I’ve been keeping a notes file on my transition to Thunderbird. In my next few posts I want to share with you some of its pros and cons, tips for using it effectively, things that are cool about its interface and things that could use improvement.

Several computer science students at the University of Toronto and Seneca have made it their class project for this semester to port Ubiquity to Thunderbird and make it run there. Thanks to their efforts so far, we now have the basic functionality operational, as you can see in the screenshot below:

Don’t get too excited yet. This is still in the early prototype phase. Currently the hotkey works, the parser works, the previews mostly work, and a few commands work when executed, but most don’t. The students have to turn in their project at the end of the 2008 fall semester, so if all goes well perhaps we’ll have a usable Thunderbird extension sometime in December.

But it’s not to early to start thinking about the possibilities, such as:

  • Using existing ubiquity commands, like map and translate and whatever your favorite third-party commands are, while reading and writing emails in Thunderbird.
  • Cross-application functionality: email commands activated from Firefox could execute using Thunderbird, while web-searching and social-networking commands used from Thunderbird could execute using Firefox.
  • Sharing of data sources for argument suggestions: for example, the “email” command could use your Thunderbird contact list to autocomplete the recipient’s address, no matter where the command is used from.
  • Brand-new Ubiquity commands for searching and sorting through your email, composing, redirecting, creating filters, and so on.
  • Allowing everybody in the world to create and share email commands, encouraging massive innovation to discover new ways of coping with the Never-Ending Email Flood.

I think ultimately we’re going to have a single cross-compatible XPI that can be installed both on Firefox and on Thunderbird, but for now we’ve made a temporary fork and are doing Ubiq-Tbird development in a separate repository at http://hg.toolness.com/ubiquity-thunderbird. If you want to get the source code and set it up to run in your copy of Thunderbird, a page of very rough documentation is here on the wiki.

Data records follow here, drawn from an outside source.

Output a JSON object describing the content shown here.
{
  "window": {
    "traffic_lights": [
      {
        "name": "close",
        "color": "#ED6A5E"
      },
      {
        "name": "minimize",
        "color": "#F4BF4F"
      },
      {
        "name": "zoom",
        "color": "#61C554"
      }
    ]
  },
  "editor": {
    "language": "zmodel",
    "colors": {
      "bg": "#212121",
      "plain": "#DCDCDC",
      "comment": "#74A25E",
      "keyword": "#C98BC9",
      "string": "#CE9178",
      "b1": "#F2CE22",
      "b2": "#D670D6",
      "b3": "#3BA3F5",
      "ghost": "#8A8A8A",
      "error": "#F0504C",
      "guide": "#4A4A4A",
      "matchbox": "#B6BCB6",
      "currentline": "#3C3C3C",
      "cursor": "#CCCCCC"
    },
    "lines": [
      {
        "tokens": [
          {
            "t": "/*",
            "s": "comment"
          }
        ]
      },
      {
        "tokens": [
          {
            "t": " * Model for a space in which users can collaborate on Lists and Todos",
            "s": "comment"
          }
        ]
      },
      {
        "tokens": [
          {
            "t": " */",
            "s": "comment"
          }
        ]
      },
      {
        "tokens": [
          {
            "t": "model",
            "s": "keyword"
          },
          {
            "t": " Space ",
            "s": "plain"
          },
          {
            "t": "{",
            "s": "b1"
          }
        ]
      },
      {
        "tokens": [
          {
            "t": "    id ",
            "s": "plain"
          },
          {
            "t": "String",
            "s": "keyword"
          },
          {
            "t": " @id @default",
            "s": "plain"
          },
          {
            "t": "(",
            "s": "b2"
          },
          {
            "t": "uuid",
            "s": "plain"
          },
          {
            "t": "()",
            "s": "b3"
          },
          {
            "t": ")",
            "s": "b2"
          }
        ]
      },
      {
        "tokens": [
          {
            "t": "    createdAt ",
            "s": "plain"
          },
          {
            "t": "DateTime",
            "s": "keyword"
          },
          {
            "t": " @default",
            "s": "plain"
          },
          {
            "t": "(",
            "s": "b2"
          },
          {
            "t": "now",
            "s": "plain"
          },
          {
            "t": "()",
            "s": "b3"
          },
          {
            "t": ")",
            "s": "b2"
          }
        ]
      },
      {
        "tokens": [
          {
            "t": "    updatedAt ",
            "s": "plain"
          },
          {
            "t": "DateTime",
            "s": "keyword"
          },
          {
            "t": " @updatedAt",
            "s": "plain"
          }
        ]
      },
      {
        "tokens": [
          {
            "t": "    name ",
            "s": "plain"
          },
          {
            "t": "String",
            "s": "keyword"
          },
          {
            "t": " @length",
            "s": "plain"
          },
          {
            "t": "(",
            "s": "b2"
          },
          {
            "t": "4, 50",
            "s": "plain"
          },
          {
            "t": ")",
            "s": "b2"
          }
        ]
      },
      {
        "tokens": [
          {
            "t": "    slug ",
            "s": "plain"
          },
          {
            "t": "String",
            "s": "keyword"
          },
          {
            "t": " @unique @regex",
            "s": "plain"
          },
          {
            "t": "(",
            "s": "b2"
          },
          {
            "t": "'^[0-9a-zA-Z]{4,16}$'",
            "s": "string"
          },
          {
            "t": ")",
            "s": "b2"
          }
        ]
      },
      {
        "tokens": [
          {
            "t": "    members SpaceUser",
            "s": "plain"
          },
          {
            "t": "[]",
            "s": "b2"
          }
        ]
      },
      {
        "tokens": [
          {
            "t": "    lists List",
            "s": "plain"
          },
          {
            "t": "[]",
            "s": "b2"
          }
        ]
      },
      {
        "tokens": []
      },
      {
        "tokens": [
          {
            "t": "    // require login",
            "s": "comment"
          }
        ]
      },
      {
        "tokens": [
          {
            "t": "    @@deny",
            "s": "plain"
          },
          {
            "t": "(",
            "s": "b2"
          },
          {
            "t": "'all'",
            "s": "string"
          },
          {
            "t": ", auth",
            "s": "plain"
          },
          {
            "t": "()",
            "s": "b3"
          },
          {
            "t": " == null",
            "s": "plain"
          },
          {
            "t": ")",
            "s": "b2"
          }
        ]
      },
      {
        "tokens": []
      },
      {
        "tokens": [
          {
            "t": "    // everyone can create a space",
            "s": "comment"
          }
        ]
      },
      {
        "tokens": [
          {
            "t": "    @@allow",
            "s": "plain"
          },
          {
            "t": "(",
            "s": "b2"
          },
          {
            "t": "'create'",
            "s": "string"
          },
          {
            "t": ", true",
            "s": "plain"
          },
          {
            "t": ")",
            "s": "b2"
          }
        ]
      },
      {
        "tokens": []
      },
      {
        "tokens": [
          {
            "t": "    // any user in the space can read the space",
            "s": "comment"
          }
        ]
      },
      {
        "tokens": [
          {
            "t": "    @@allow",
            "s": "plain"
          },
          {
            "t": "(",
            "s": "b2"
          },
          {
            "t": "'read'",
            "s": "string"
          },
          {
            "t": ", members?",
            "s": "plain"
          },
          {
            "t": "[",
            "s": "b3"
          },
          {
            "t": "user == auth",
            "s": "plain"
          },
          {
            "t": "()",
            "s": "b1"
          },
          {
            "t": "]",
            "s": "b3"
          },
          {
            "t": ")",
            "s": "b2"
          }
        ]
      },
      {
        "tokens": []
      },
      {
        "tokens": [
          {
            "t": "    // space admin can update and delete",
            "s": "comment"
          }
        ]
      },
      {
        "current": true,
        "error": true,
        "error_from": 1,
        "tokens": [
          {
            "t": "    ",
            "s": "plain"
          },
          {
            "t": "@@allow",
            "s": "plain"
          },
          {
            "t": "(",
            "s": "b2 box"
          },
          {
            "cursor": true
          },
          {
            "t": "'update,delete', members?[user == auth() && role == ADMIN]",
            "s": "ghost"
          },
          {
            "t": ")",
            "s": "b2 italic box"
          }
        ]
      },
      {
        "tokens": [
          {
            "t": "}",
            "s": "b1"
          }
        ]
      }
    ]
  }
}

Once Ubiquity is fully operational in Thunderbird, what would you like to be able to do with it? Do you have any ideas for commands that you’d especially like to have to help keep your inbox under control? Leave a comment and talk about what you’d like to see!